Caveat Emptor: buyer beware! Unless you ask the right questions, the seller is under no obligation to tell you about the property.
Financing and legal considerations
Hopefully by this point the buyer has their formal mortgage offer in place and their solicitor will use the information they glean during the due diligence process to report to the bank if necessary.
The Buyer’s solicitor will also spend time working through the mortgage offer and will help to prepare any of the necessary paperwork to enable them to get the lending. For example, if the buyer is a limited company, the bank is likely to want the directors to enter into personal guarantees.

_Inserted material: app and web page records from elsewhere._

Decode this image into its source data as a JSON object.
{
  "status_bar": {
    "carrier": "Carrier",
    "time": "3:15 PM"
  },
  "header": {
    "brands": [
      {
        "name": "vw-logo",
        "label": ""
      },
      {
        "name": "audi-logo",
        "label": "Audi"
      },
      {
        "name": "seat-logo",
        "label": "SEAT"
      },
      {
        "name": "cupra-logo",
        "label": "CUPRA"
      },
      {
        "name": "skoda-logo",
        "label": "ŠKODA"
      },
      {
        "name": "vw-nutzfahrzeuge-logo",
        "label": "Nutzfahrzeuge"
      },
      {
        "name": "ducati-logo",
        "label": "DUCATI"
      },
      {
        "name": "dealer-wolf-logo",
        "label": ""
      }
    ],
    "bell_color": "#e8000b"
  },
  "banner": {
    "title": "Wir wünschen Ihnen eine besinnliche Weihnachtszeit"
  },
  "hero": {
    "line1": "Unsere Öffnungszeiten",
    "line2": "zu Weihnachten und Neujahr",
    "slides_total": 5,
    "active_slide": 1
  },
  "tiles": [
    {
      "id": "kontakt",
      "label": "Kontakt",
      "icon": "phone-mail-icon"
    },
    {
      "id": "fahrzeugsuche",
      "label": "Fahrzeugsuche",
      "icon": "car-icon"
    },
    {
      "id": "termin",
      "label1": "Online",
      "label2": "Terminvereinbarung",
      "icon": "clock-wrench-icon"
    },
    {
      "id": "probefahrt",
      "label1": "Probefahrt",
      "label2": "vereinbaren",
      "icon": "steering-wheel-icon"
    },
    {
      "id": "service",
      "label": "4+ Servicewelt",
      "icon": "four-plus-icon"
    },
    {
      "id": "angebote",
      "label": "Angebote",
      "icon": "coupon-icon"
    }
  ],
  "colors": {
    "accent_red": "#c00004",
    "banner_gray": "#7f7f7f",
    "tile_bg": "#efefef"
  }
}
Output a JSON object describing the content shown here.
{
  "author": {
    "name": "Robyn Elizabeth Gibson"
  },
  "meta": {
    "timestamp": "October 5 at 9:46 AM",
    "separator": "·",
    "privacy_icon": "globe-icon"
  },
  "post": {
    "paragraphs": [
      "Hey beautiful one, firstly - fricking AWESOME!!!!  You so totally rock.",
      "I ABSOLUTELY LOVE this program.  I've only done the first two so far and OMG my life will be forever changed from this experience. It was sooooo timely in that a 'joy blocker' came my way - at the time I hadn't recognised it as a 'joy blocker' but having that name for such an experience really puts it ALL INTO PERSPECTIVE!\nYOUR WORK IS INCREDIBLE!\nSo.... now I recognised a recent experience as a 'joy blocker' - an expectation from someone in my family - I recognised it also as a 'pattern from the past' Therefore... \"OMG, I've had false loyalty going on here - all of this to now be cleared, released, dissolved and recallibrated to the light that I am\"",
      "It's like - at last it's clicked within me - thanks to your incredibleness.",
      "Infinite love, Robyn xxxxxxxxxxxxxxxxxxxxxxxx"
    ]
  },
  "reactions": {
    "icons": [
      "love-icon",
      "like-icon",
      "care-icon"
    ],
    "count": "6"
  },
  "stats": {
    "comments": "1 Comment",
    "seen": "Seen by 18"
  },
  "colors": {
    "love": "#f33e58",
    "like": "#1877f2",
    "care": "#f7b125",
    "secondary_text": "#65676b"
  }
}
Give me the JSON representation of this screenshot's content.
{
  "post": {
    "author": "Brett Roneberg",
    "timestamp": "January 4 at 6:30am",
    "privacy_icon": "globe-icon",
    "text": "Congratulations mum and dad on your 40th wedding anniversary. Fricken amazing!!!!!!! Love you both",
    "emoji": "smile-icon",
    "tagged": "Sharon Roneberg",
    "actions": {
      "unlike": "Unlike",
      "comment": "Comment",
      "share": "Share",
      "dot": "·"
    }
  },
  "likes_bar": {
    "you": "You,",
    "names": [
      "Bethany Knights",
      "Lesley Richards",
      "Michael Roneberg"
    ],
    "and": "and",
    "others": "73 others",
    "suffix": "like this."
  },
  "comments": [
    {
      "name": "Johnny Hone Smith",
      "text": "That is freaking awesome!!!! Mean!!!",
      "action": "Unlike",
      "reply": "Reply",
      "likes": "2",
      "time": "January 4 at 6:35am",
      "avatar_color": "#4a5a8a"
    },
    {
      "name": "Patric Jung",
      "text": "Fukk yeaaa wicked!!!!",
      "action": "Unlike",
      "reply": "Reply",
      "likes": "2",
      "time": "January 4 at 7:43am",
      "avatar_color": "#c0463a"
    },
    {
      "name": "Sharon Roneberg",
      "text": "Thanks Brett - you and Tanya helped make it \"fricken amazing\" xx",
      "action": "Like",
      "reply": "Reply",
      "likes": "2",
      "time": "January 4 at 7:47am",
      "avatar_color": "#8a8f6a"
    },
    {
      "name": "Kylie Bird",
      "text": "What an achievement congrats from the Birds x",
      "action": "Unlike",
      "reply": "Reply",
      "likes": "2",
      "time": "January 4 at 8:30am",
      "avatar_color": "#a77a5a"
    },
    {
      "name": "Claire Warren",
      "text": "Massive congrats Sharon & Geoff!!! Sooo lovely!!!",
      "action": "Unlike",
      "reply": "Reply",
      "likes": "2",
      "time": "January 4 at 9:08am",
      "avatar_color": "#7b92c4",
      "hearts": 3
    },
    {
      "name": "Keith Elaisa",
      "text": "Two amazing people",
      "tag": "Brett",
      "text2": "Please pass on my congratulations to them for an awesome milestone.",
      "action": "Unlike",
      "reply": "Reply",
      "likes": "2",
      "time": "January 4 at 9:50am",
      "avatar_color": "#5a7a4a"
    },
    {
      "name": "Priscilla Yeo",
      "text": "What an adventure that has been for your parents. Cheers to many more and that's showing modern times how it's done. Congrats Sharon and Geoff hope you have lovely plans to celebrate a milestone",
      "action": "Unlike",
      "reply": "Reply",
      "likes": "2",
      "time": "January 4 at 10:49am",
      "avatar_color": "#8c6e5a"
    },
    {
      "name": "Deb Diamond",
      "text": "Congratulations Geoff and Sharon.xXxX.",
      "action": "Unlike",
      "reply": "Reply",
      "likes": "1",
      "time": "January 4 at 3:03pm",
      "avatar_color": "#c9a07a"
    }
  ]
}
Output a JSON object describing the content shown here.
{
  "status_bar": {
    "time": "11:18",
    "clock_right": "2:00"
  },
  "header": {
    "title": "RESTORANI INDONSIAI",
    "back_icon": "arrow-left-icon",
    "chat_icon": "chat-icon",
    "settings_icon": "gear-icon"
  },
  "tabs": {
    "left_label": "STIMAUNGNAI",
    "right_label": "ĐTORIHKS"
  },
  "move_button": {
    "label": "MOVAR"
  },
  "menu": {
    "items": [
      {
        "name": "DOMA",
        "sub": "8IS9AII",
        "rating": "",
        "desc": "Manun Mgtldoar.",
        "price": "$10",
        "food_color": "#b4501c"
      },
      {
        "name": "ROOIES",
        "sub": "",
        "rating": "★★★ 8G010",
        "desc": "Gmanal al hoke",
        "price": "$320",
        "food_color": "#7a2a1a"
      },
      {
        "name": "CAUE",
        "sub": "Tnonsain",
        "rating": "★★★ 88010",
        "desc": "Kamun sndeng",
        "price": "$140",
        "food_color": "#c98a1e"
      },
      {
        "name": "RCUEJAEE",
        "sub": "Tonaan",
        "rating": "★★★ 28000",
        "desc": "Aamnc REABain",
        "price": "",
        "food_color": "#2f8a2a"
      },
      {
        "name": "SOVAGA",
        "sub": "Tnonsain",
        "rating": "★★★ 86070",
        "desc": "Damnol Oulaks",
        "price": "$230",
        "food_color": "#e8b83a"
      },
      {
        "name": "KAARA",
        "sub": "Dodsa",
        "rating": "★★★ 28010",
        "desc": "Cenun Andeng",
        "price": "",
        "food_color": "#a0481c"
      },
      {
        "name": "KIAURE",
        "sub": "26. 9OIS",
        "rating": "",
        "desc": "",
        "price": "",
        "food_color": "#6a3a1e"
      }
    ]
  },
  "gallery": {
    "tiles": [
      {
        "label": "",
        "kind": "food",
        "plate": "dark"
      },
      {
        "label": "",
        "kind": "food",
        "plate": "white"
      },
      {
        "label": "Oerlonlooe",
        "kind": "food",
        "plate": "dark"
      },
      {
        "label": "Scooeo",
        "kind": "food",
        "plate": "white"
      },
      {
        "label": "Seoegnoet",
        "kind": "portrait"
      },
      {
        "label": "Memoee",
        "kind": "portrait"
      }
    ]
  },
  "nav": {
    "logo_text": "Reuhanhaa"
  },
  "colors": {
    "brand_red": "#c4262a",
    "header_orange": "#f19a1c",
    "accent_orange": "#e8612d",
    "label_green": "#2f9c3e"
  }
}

The bank may also want to see the board minutes authorising the lending.
During this time the two solicitors will also be negotiating the terms of the contract and the transfer.
Exchange of contracts
When the full due diligence exercise has been completed and the buyer is happy that they have the answers to all of their questions, it is time to sign the contract, the transfer and if relevant the mortgage deed.
Once both parties have the signed contract and returned it to their solicitor it will be time to exchange contracts.
The buyer will need to put their solicitor in funds for 10% of the purchase price and they will need to agree a completion date with their seller.
The solicitors will then call each other up and exchange contracts. At this point, the completion date is fixed, the seller is contractually obliged to sell and the buyer is contractually obliged to buy. The buyer’s solicitor will normally hold the 10% deposit on account for the seller.
Between exchange and completion the seller will spend time making the property ready and making preparations to move out. The buyer should book their removals and make any other necessary arrangements to move their business.
The length of time between exchange and completion will vary but is often 7 to 10 days. This gives the parties time to make arrangements for moving and making the property ready for the new owner to take possession. During this time, the two solicitors will firm up arrangements for completion with each other.
The buyer’s solicitor will submit the certificate of title to the buyer’s bank so that they can prepare the drawdown of funds in time to complete. The buyer will also transfer any additional sums needed; for example the balance of the purchase price, money for stamp duty land tax and Land Registry fees.
Completion and post-purchase
On the day of completion, the buyer’s solicitor will send the purchase monies over to the seller’s solicitor. Once received, they will call each other and date the transfer. This is the point at which completion has taken place and the buyer is the new owner.
The seller’s solicitor will call the selling agents and authorise them to release the keys to the buyer.
The buyer’s solicitor will deal with the post completion formalities which usually involve:
- Applying to register the legal charge at Companies House (if the buyer is a limited company). This must be done within 21 days of completing the charge;
- Drafting and submitting the stamp duty land tax return and paying any stamp duty payable. There is a 14 day period during which this must be done before a penalty is incurred; and
- Applying to register the buyer’s ownership at the Land Registry. This should be done as soon as possible after dealing with points 1 and 2 above.
The buyer will need to spend time confirming the move to all of their suppliers and authorities such as business rates, water and electricity providers.
The stages in a property purchase are usually predictable and follow a prescribed formula. Whilst it can seem daunting at first, your commercial property solicitor will have done this many times before and will be in the perfect position to advise you and help you through the process.
The principle of Caveat Emptor means that the due diligence exercise is of paramount importance to ensure that you know exactly what it is that you are buying. Your solicitor will be an expert in asking the right questions; engage them early to make sure that your transaction runs as smoothly as possible.